------ Records for the exercise

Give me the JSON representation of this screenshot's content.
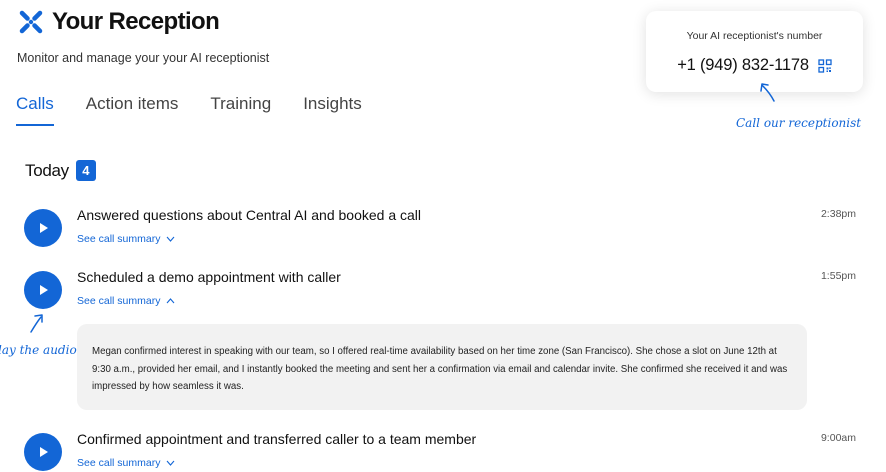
{
  "header": {
    "title": "Your Reception",
    "subtitle": "Monitor and manage your your AI receptionist",
    "brand_color": "#1366d6"
  },
  "tabs": [
    {
      "label": "Calls",
      "active": true
    },
    {
      "label": "Action items",
      "active": false
    },
    {
      "label": "Training",
      "active": false
    },
    {
      "label": "Insights",
      "active": false
    }
  ],
  "number_card": {
    "label": "Your AI receptionist's number",
    "phone": "+1 (949) 832-1178",
    "icon": "qr-code-icon"
  },
  "hints": {
    "call": "Call our receptionist",
    "play": "lay the audio"
  },
  "section": {
    "title": "Today",
    "count": "4"
  },
  "calls": [
    {
      "title": "Answered questions about Central AI and booked a call",
      "toggle": "See call summary",
      "time": "2:38pm",
      "expanded": false
    },
    {
      "title": "Scheduled a demo appointment with caller",
      "toggle": "See call summary",
      "time": "1:55pm",
      "expanded": true,
      "summary": "Megan confirmed interest in speaking with our team, so I offered real-time availability based on her time zone (San Francisco). She chose a slot on June 12th at 9:30 a.m., provided her email, and I instantly booked the meeting and sent her a confirmation via email and calendar invite. She confirmed she received it and was impressed by how seamless it was."
    },
    {
      "title": "Confirmed appointment and transferred caller to a team member",
      "toggle": "See call summary",
      "time": "9:00am",
      "expanded": false
    }
  ]
}
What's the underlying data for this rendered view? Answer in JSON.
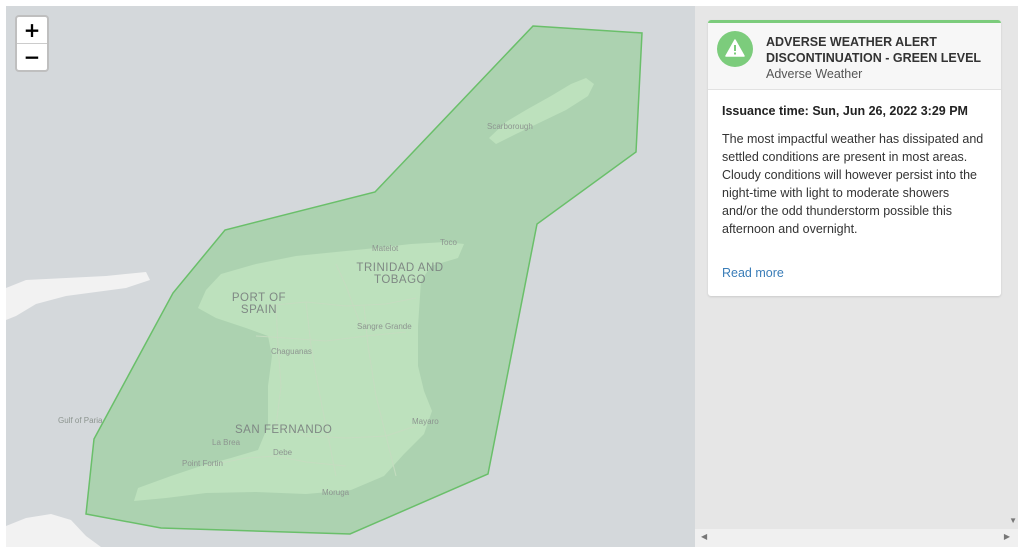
{
  "map": {
    "zoom_in": "+",
    "zoom_out": "−",
    "labels": {
      "scarborough": "Scarborough",
      "matelot": "Matelot",
      "toco": "Toco",
      "country_line1": "TRINIDAD AND",
      "country_line2": "TOBAGO",
      "port_line1": "PORT OF",
      "port_line2": "SPAIN",
      "sangre_grande": "Sangre Grande",
      "chaguanas": "Chaguanas",
      "gulf_of_paria": "Gulf of Paria",
      "san_fernando": "SAN FERNANDO",
      "mayaro": "Mayaro",
      "la_brea": "La Brea",
      "debe": "Debe",
      "point_fortin": "Point Fortin",
      "moruga": "Moruga"
    },
    "alert_area_color": "#7ccc7c",
    "water_color": "#d4d8db",
    "land_color": "#f2f2f2"
  },
  "alert": {
    "accent_color": "#7ccc7c",
    "icon": "warning-triangle-icon",
    "title": "ADVERSE WEATHER ALERT DISCONTINUATION - GREEN LEVEL",
    "subtitle": "Adverse Weather",
    "issuance_label": "Issuance time:",
    "issuance_value": "Sun, Jun 26, 2022 3:29 PM",
    "description": "The most impactful weather has dissipated and settled conditions are present in most areas. Cloudy conditions will however persist into the night-time with light to moderate showers and/or the odd thunderstorm possible this afternoon and overnight.",
    "read_more": "Read more"
  }
}
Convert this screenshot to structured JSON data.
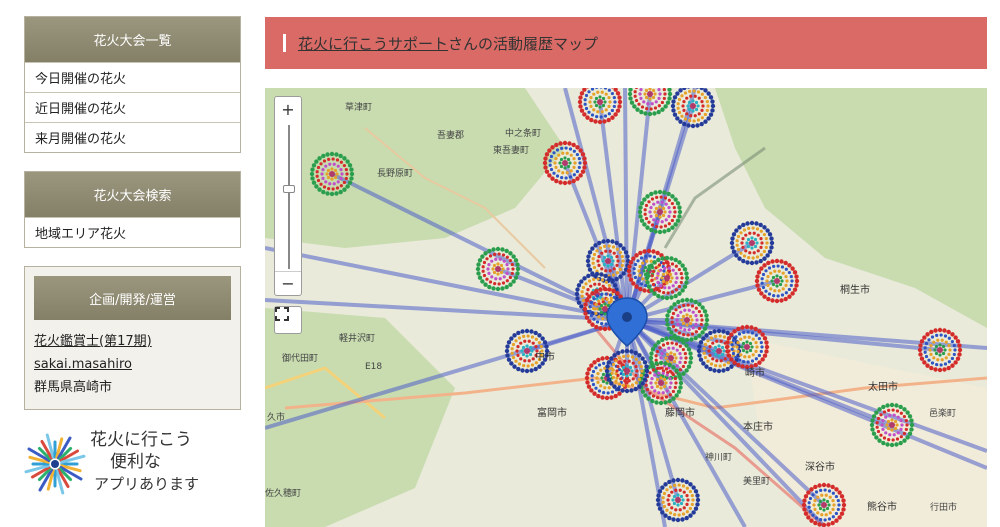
{
  "sidebar": {
    "today_box": {
      "title": "花火大会一覧",
      "items": [
        "今日開催の花火",
        "近日開催の花火",
        "来月開催の花火"
      ]
    },
    "search_box": {
      "title": "花火大会検索",
      "items": [
        "地域エリア花火"
      ]
    },
    "staff_box": {
      "title": "企画/開発/運営",
      "line1": "花火鑑賞士(第17期)",
      "line2": "sakai.masahiro",
      "line3": "群馬県高崎市"
    },
    "promo": {
      "line1": "花火に行こう",
      "line2": "便利な",
      "line3": "アプリあります"
    }
  },
  "banner": {
    "link_text": "花火に行こうサポート",
    "rest_text": "さんの活動履歴マップ"
  },
  "map": {
    "zoom_in": "+",
    "zoom_out": "−",
    "labels": {
      "kusatsu": "草津町",
      "agatsuma": "吾妻郡",
      "nakanojo": "中之条町",
      "higashiagatsuma": "東吾妻町",
      "naganohara": "長野原町",
      "kirifu": "桐生市",
      "karuizawa": "軽井沢町",
      "miyota": "御代田町",
      "annaka": "安中市",
      "tomioka": "富岡市",
      "fujioka": "藤岡市",
      "honjo": "本庄市",
      "ota": "太田市",
      "oizumi": "邑楽町",
      "fukaya": "深谷市",
      "kamikawa": "神川町",
      "misato": "美里町",
      "kumagaya": "熊谷市",
      "gyoda": "行田市",
      "saku": "佐久穂町",
      "kiryu2": "崎市",
      "e18": "E18",
      "shi1": "久市",
      "shi2": "中市",
      "shi3": "市"
    }
  },
  "colors": {
    "banner_bg": "#d96a65",
    "sidebar_header": "#8c8770",
    "route_line": "#4f5fc8",
    "pin": "#2f6fd6"
  }
}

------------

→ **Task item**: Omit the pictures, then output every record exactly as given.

→ **Answer box**:
Give me the JSON representation of this screenshot's content.
{
  "header": {
    "title": "Your Reception",
    "subtitle": "Monitor and manage your your AI receptionist",
    "brand_color": "#1366d6"
  },
  "tabs": [
    {
      "label": "Calls",
      "active": true
    },
    {
      "label": "Action items",
      "active": false
    },
    {
      "label": "Training",
      "active": false
    },
    {
      "label": "Insights",
      "active": false
    }
  ],
  "number_card": {
    "label": "Your AI receptionist's number",
    "phone": "+1 (949) 832-1178",
    "icon": "qr-code-icon"
  },
  "hints": {
    "call": "Call our receptionist",
    "play": "lay the audio"
  },
  "section": {
    "title": "Today",
    "count": "4"
  },
  "calls": [
    {
      "title": "Answered questions about Central AI and booked a call",
      "toggle": "See call summary",
      "time": "2:38pm",
      "expanded": false
    },
    {
      "title": "Scheduled a demo appointment with caller",
      "toggle": "See call summary",
      "time": "1:55pm",
      "expanded": true,
      "summary": "Megan confirmed interest in speaking with our team, so I offered real-time availability based on her time zone (San Francisco). She chose a slot on June 12th at 9:30 a.m., provided her email, and I instantly booked the meeting and sent her a confirmation via email and calendar invite. She confirmed she received it and was impressed by how seamless it was."
    },
    {
      "title": "Confirmed appointment and transferred caller to a team member",
      "toggle": "See call summary",
      "time": "9:00am",
      "expanded": false
    }
  ]
}
What's the underlying data for this rendered view? Answer in JSON.
{
  "map": {
    "zoom_in": "+",
    "zoom_out": "−",
    "labels": {
      "scarborough": "Scarborough",
      "matelot": "Matelot",
      "toco": "Toco",
      "country_line1": "TRINIDAD AND",
      "country_line2": "TOBAGO",
      "port_line1": "PORT OF",
      "port_line2": "SPAIN",
      "sangre_grande": "Sangre Grande",
      "chaguanas": "Chaguanas",
      "gulf_of_paria": "Gulf of Paria",
      "san_fernando": "SAN FERNANDO",
      "mayaro": "Mayaro",
      "la_brea": "La Brea",
      "debe": "Debe",
      "point_fortin": "Point Fortin",
      "moruga": "Moruga"
    },
    "alert_area_color": "#7ccc7c",
    "water_color": "#d4d8db",
    "land_color": "#f2f2f2"
  },
  "alert": {
    "accent_color": "#7ccc7c",
    "icon": "warning-triangle-icon",
    "title": "ADVERSE WEATHER ALERT DISCONTINUATION - GREEN LEVEL",
    "subtitle": "Adverse Weather",
    "issuance_label": "Issuance time:",
    "issuance_value": "Sun, Jun 26, 2022 3:29 PM",
    "description": "The most impactful weather has dissipated and settled conditions are present in most areas. Cloudy conditions will however persist into the night-time with light to moderate showers and/or the odd thunderstorm possible this afternoon and overnight.",
    "read_more": "Read more"
  }
}
Convert this screenshot to structured JSON data.
{
  "sidebar": {
    "today_box": {
      "title": "花火大会一覧",
      "items": [
        "今日開催の花火",
        "近日開催の花火",
        "来月開催の花火"
      ]
    },
    "search_box": {
      "title": "花火大会検索",
      "items": [
        "地域エリア花火"
      ]
    },
    "staff_box": {
      "title": "企画/開発/運営",
      "line1": "花火鑑賞士(第17期)",
      "line2": "sakai.masahiro",
      "line3": "群馬県高崎市"
    },
    "promo": {
      "line1": "花火に行こう",
      "line2": "便利な",
      "line3": "アプリあります"
    }
  },
  "banner": {
    "link_text": "花火に行こうサポート",
    "rest_text": "さんの活動履歴マップ"
  },
  "map": {
    "zoom_in": "+",
    "zoom_out": "−",
    "labels": {
      "kusatsu": "草津町",
      "agatsuma": "吾妻郡",
      "nakanojo": "中之条町",
      "higashiagatsuma": "東吾妻町",
      "naganohara": "長野原町",
      "kirifu": "桐生市",
      "karuizawa": "軽井沢町",
      "miyota": "御代田町",
      "annaka": "安中市",
      "tomioka": "富岡市",
      "fujioka": "藤岡市",
      "honjo": "本庄市",
      "ota": "太田市",
      "oizumi": "邑楽町",
      "fukaya": "深谷市",
      "kamikawa": "神川町",
      "misato": "美里町",
      "kumagaya": "熊谷市",
      "gyoda": "行田市",
      "saku": "佐久穂町",
      "kiryu2": "崎市",
      "e18": "E18",
      "shi1": "久市",
      "shi2": "中市",
      "shi3": "市"
    }
  },
  "colors": {
    "banner_bg": "#d96a65",
    "sidebar_header": "#8c8770",
    "route_line": "#4f5fc8",
    "pin": "#2f6fd6"
  }
}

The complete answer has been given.